For a wedding, special occasion, or performance, the costumes will often match in color and style. They may be more elaborate in decoration as well.
Each occasion during which the Dabke is danced offers a song specific to the occasion. In other words, while the music may be the same, the words to the song tell a different story.
The stories are often of love, but they also include patriotism, pride, culture, etc. The voices are strong and powerful. They speak of the beauty of their towns and countryside, the manliness of the men, the delicate beauty of the women and the strong traditions of the people.
While the lyrics vary, one thing consistent with the music is the beat. Every song has a strong rhythm in the background. This provides the basis for dance moves to be developed.
The most common instrument used for these performances is the Oud or the lute. It is shaped like a pear, stringed, non-fretted instrument with a deep, mellow sound.
The tablah is a small hand drum, typically beautifully decorated.
The mijwiz is similar to a clarinet or reeded instrument.
The riq is a tambourine.
The arghul is another reeded instrument with two tubes. One has fingerholes while the other does not. The latter can be moved up and down to alter the pitch.
Time for Lessons?
Back to that wedding and how well you know the Dabke dance. Do you know it well enough to dance in front of a bunch of friends and family? Or maybe make an impression with the cute bridesmaid?
No? Did you say, “Teach me how to Dabke”? You can learn the Lebanese Dabke dance with instructor Karim Nagi, right in your home at your own pace. It does not matter if you are a beginner or want to learn correct methods. After all, different moves represent different countries and cultures. Whether its Jordanian Dabke, Lebanese dance or Palestinian Dabke dance; You can learn them all in one place.

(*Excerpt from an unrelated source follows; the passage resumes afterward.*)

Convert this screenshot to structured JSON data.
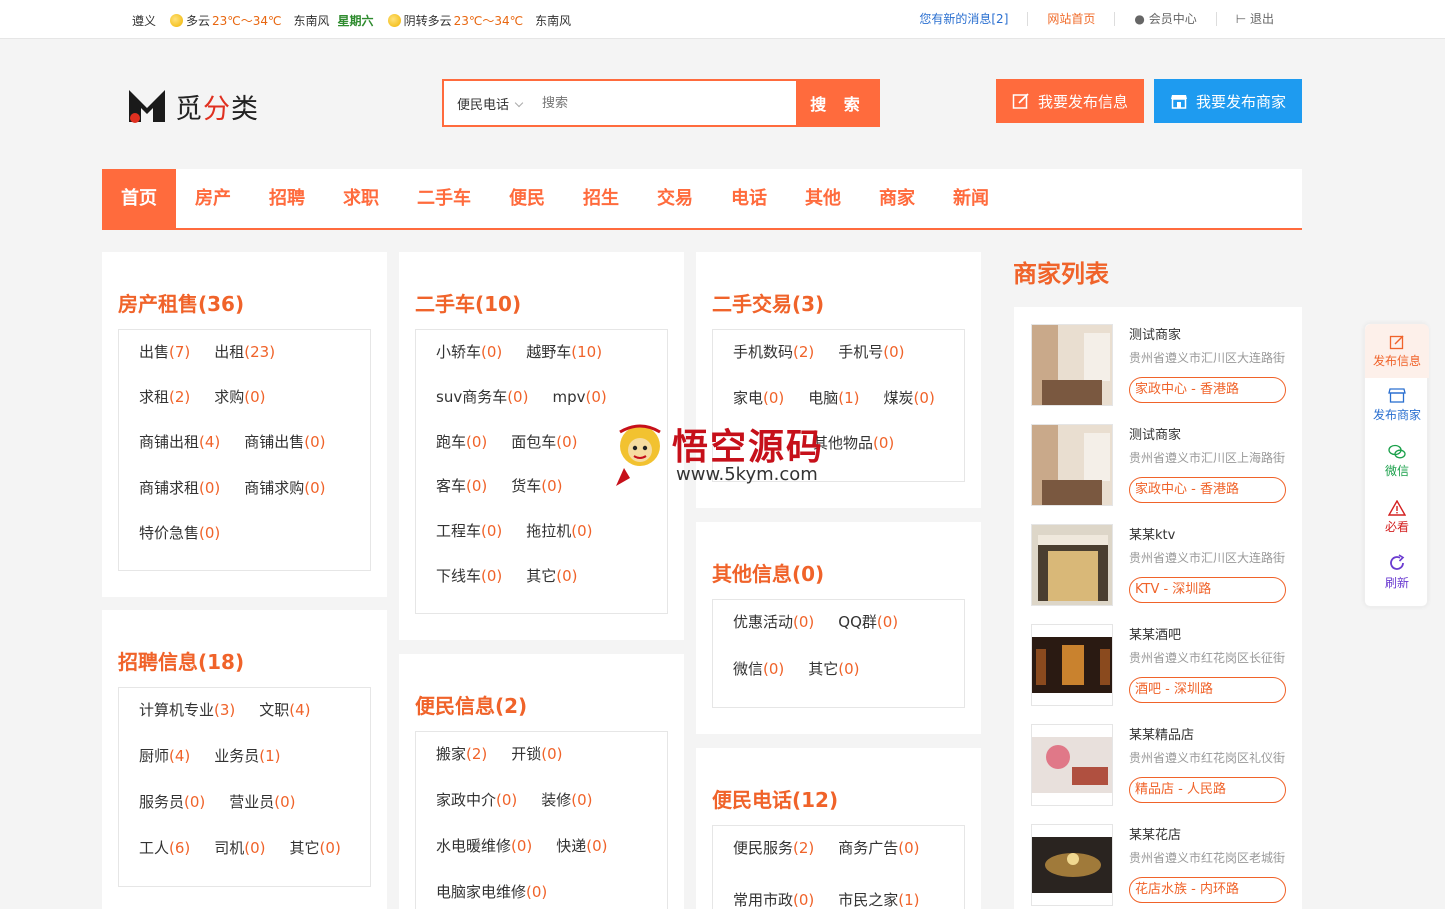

This isn’t just some Dabke dance video. You will be learning by watching his student learn Dabke dance steps. Not only does he teach the steps, but also the gestures and step combinations. Learn from a pro so you can look like a professional.
Learn from the best without leaving the comfort of your home.